Dataset entries
===============
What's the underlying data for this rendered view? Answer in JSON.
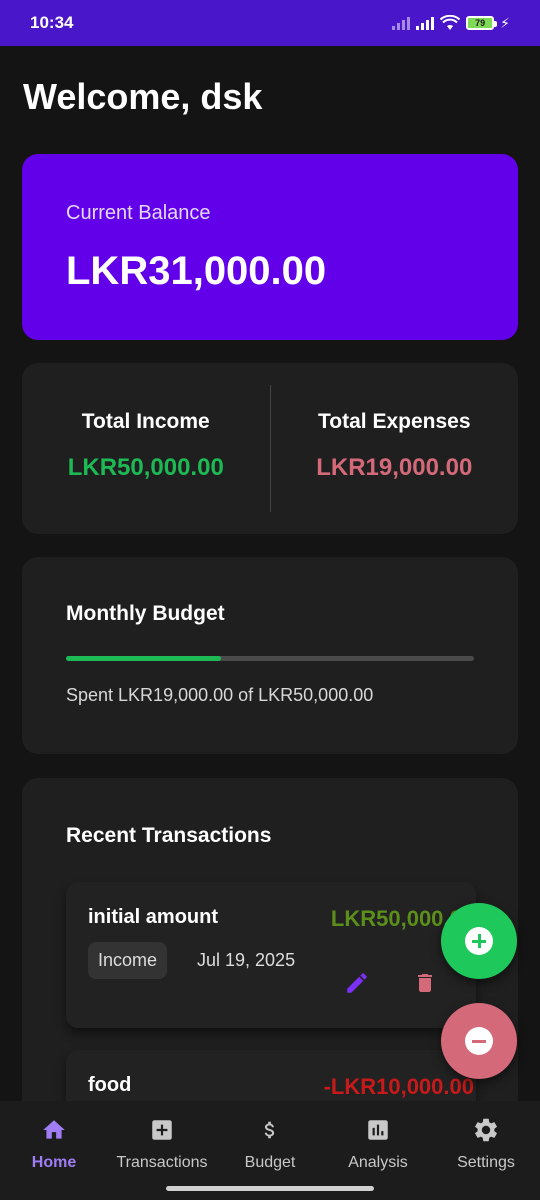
{
  "status": {
    "time": "10:34",
    "battery": "79"
  },
  "header": {
    "welcome": "Welcome, dsk"
  },
  "balance": {
    "label": "Current Balance",
    "value": "LKR31,000.00",
    "color": "#6200ea"
  },
  "totals": {
    "income_label": "Total Income",
    "income_value": "LKR50,000.00",
    "expenses_label": "Total Expenses",
    "expenses_value": "LKR19,000.00"
  },
  "budget": {
    "title": "Monthly Budget",
    "spent_fraction": 0.38,
    "text": "Spent LKR19,000.00 of LKR50,000.00"
  },
  "recent": {
    "title": "Recent Transactions",
    "items": [
      {
        "name": "initial amount",
        "amount": "LKR50,000.00",
        "category": "Income",
        "date": "Jul 19, 2025"
      },
      {
        "name": "food",
        "amount": "-LKR10,000.00"
      }
    ]
  },
  "nav": {
    "items": [
      {
        "label": "Home",
        "icon": "home-icon",
        "active": true
      },
      {
        "label": "Transactions",
        "icon": "add-box-icon"
      },
      {
        "label": "Budget",
        "icon": "dollar-icon"
      },
      {
        "label": "Analysis",
        "icon": "bar-chart-icon"
      },
      {
        "label": "Settings",
        "icon": "gear-icon"
      }
    ]
  },
  "colors": {
    "accent": "#6200ea",
    "income": "#1db954",
    "expense": "#d4697a",
    "active_nav": "#a07cf5"
  }
}
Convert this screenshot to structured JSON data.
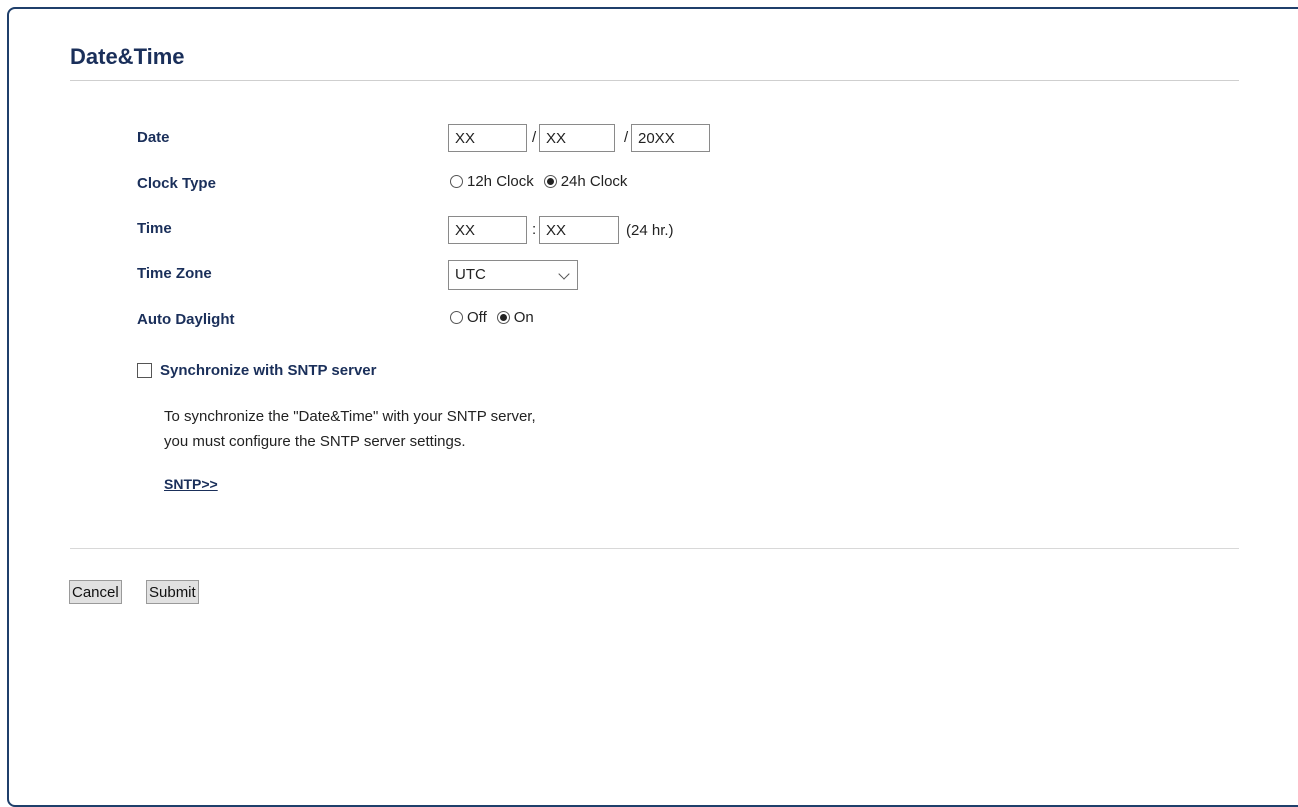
{
  "page": {
    "title": "Date&Time"
  },
  "form": {
    "date": {
      "label": "Date",
      "day": "XX",
      "month": "XX",
      "year": "20XX",
      "separator": "/"
    },
    "clock_type": {
      "label": "Clock Type",
      "options": [
        "12h Clock",
        "24h Clock"
      ],
      "selected": "24h Clock"
    },
    "time": {
      "label": "Time",
      "hour": "XX",
      "minute": "XX",
      "separator": ":",
      "suffix": "(24 hr.)"
    },
    "time_zone": {
      "label": "Time Zone",
      "selected": "UTC"
    },
    "auto_daylight": {
      "label": "Auto Daylight",
      "options": [
        "Off",
        "On"
      ],
      "selected": "On"
    },
    "sntp": {
      "checkbox_label": "Synchronize with SNTP server",
      "checked": false,
      "info_line1": "To synchronize the \"Date&Time\" with your SNTP server,",
      "info_line2": "you must configure the SNTP server settings.",
      "link_label": "SNTP>>"
    }
  },
  "buttons": {
    "cancel": "Cancel",
    "submit": "Submit"
  },
  "colors": {
    "heading": "#1a2f5a",
    "frame_border": "#1f3f6b",
    "button_bg": "#e1e1e1"
  }
}
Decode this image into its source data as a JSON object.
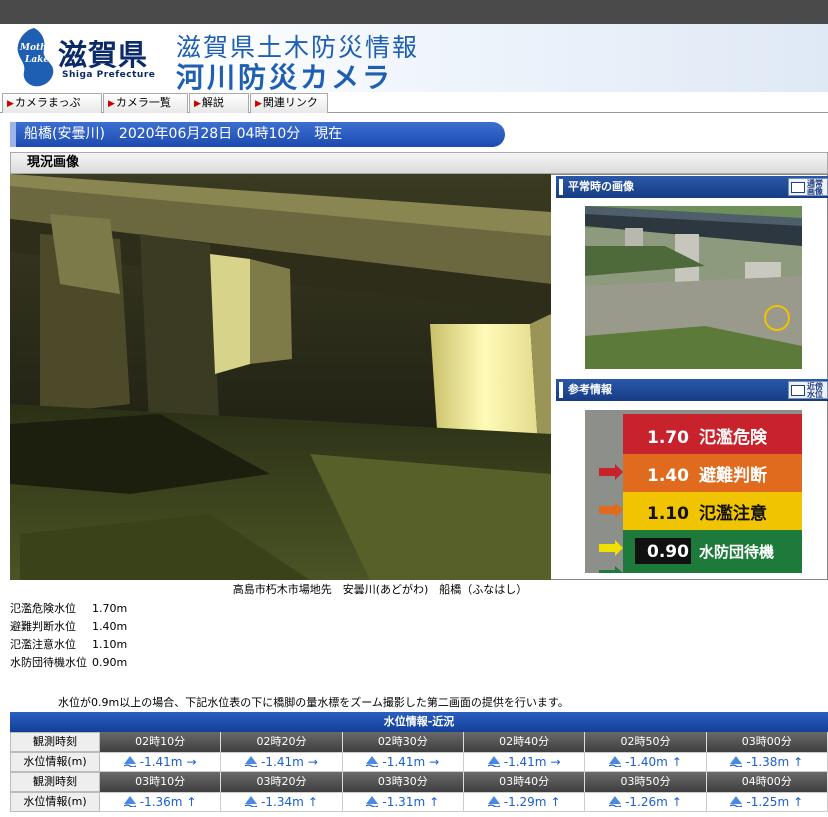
{
  "header": {
    "logo_kanji": "滋賀県",
    "logo_mark_text": "Mother Lake",
    "logo_en": "Shiga Prefecture",
    "title_line1": "滋賀県土木防災情報",
    "title_line2": "河川防災カメラ"
  },
  "nav": {
    "items": [
      {
        "label": "カメラまっぷ"
      },
      {
        "label": "カメラ一覧"
      },
      {
        "label": "解説"
      },
      {
        "label": "関連リンク"
      }
    ]
  },
  "camera": {
    "title": "船橋(安曇川)　2020年06月28日 04時10分　現在",
    "section_label": "現況画像"
  },
  "side": {
    "normal_title": "平常時の画像",
    "normal_button": "通常画像",
    "ref_title": "参考情報",
    "ref_button": "近傍水位局"
  },
  "reference_board": {
    "rows": [
      {
        "value": "1.70",
        "label": "氾濫危険",
        "color": "#c8232c"
      },
      {
        "value": "1.40",
        "label": "避難判断",
        "color": "#e06a1e"
      },
      {
        "value": "1.10",
        "label": "氾濫注意",
        "color": "#f0c400"
      },
      {
        "value": "0.90",
        "label": "水防団待機",
        "color": "#1e7a3a"
      }
    ]
  },
  "caption": "高島市朽木市場地先　安曇川(あどがわ)　船橋（ふなはし）",
  "levels": [
    {
      "name": "氾濫危険水位",
      "value": "1.70m"
    },
    {
      "name": "避難判断水位",
      "value": "1.40m"
    },
    {
      "name": "氾濫注意水位",
      "value": "1.10m"
    },
    {
      "name": "水防団待機水位",
      "value": "0.90m"
    }
  ],
  "notice": "水位が0.9m以上の場合、下記水位表の下に橋脚の量水標をズーム撮影した第二画面の提供を行います。",
  "water_table": {
    "title": "水位情報-近況",
    "time_label": "観測時刻",
    "value_label": "水位情報(m)",
    "rows": [
      {
        "times": [
          "02時10分",
          "02時20分",
          "02時30分",
          "02時40分",
          "02時50分",
          "03時00分"
        ],
        "values": [
          "-1.41m",
          "-1.41m",
          "-1.41m",
          "-1.41m",
          "-1.40m",
          "-1.38m"
        ],
        "trends": [
          "→",
          "→",
          "→",
          "→",
          "↑",
          "↑"
        ]
      },
      {
        "times": [
          "03時10分",
          "03時20分",
          "03時30分",
          "03時40分",
          "03時50分",
          "04時00分"
        ],
        "values": [
          "-1.36m",
          "-1.34m",
          "-1.31m",
          "-1.29m",
          "-1.26m",
          "-1.25m"
        ],
        "trends": [
          "↑",
          "↑",
          "↑",
          "↑",
          "↑",
          "↑"
        ]
      }
    ]
  }
}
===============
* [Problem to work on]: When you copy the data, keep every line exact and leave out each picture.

* [Result of the exercise]:
What's the underlying data for this rendered view? Answer in JSON.
{
  "status": {
    "time": "10:34",
    "battery": "79"
  },
  "header": {
    "welcome": "Welcome, dsk"
  },
  "balance": {
    "label": "Current Balance",
    "value": "LKR31,000.00",
    "color": "#6200ea"
  },
  "totals": {
    "income_label": "Total Income",
    "income_value": "LKR50,000.00",
    "expenses_label": "Total Expenses",
    "expenses_value": "LKR19,000.00"
  },
  "budget": {
    "title": "Monthly Budget",
    "spent_fraction": 0.38,
    "text": "Spent LKR19,000.00 of LKR50,000.00"
  },
  "recent": {
    "title": "Recent Transactions",
    "items": [
      {
        "name": "initial amount",
        "amount": "LKR50,000.00",
        "category": "Income",
        "date": "Jul 19, 2025"
      },
      {
        "name": "food",
        "amount": "-LKR10,000.00"
      }
    ]
  },
  "nav": {
    "items": [
      {
        "label": "Home",
        "icon": "home-icon",
        "active": true
      },
      {
        "label": "Transactions",
        "icon": "add-box-icon"
      },
      {
        "label": "Budget",
        "icon": "dollar-icon"
      },
      {
        "label": "Analysis",
        "icon": "bar-chart-icon"
      },
      {
        "label": "Settings",
        "icon": "gear-icon"
      }
    ]
  },
  "colors": {
    "accent": "#6200ea",
    "income": "#1db954",
    "expense": "#d4697a",
    "active_nav": "#a07cf5"
  }
}
Convert this screenshot to structured JSON data.
{
  "page": {
    "title": "Date&Time"
  },
  "form": {
    "date": {
      "label": "Date",
      "day": "XX",
      "month": "XX",
      "year": "20XX",
      "separator": "/"
    },
    "clock_type": {
      "label": "Clock Type",
      "options": [
        "12h Clock",
        "24h Clock"
      ],
      "selected": "24h Clock"
    },
    "time": {
      "label": "Time",
      "hour": "XX",
      "minute": "XX",
      "separator": ":",
      "suffix": "(24 hr.)"
    },
    "time_zone": {
      "label": "Time Zone",
      "selected": "UTC"
    },
    "auto_daylight": {
      "label": "Auto Daylight",
      "options": [
        "Off",
        "On"
      ],
      "selected": "On"
    },
    "sntp": {
      "checkbox_label": "Synchronize with SNTP server",
      "checked": false,
      "info_line1": "To synchronize the \"Date&Time\" with your SNTP server,",
      "info_line2": "you must configure the SNTP server settings.",
      "link_label": "SNTP>>"
    }
  },
  "buttons": {
    "cancel": "Cancel",
    "submit": "Submit"
  },
  "colors": {
    "heading": "#1a2f5a",
    "frame_border": "#1f3f6b",
    "button_bg": "#e1e1e1"
  }
}
Decode this image into its source data as a JSON object.
{
  "header": {
    "logo_kanji": "滋賀県",
    "logo_mark_text": "Mother Lake",
    "logo_en": "Shiga Prefecture",
    "title_line1": "滋賀県土木防災情報",
    "title_line2": "河川防災カメラ"
  },
  "nav": {
    "items": [
      {
        "label": "カメラまっぷ"
      },
      {
        "label": "カメラ一覧"
      },
      {
        "label": "解説"
      },
      {
        "label": "関連リンク"
      }
    ]
  },
  "camera": {
    "title": "船橋(安曇川)　2020年06月28日 04時10分　現在",
    "section_label": "現況画像"
  },
  "side": {
    "normal_title": "平常時の画像",
    "normal_button": "通常画像",
    "ref_title": "参考情報",
    "ref_button": "近傍水位局"
  },
  "reference_board": {
    "rows": [
      {
        "value": "1.70",
        "label": "氾濫危険",
        "color": "#c8232c"
      },
      {
        "value": "1.40",
        "label": "避難判断",
        "color": "#e06a1e"
      },
      {
        "value": "1.10",
        "label": "氾濫注意",
        "color": "#f0c400"
      },
      {
        "value": "0.90",
        "label": "水防団待機",
        "color": "#1e7a3a"
      }
    ]
  },
  "caption": "高島市朽木市場地先　安曇川(あどがわ)　船橋（ふなはし）",
  "levels": [
    {
      "name": "氾濫危険水位",
      "value": "1.70m"
    },
    {
      "name": "避難判断水位",
      "value": "1.40m"
    },
    {
      "name": "氾濫注意水位",
      "value": "1.10m"
    },
    {
      "name": "水防団待機水位",
      "value": "0.90m"
    }
  ],
  "notice": "水位が0.9m以上の場合、下記水位表の下に橋脚の量水標をズーム撮影した第二画面の提供を行います。",
  "water_table": {
    "title": "水位情報-近況",
    "time_label": "観測時刻",
    "value_label": "水位情報(m)",
    "rows": [
      {
        "times": [
          "02時10分",
          "02時20分",
          "02時30分",
          "02時40分",
          "02時50分",
          "03時00分"
        ],
        "values": [
          "-1.41m",
          "-1.41m",
          "-1.41m",
          "-1.41m",
          "-1.40m",
          "-1.38m"
        ],
        "trends": [
          "→",
          "→",
          "→",
          "→",
          "↑",
          "↑"
        ]
      },
      {
        "times": [
          "03時10分",
          "03時20分",
          "03時30分",
          "03時40分",
          "03時50分",
          "04時00分"
        ],
        "values": [
          "-1.36m",
          "-1.34m",
          "-1.31m",
          "-1.29m",
          "-1.26m",
          "-1.25m"
        ],
        "trends": [
          "↑",
          "↑",
          "↑",
          "↑",
          "↑",
          "↑"
        ]
      }
    ]
  }
}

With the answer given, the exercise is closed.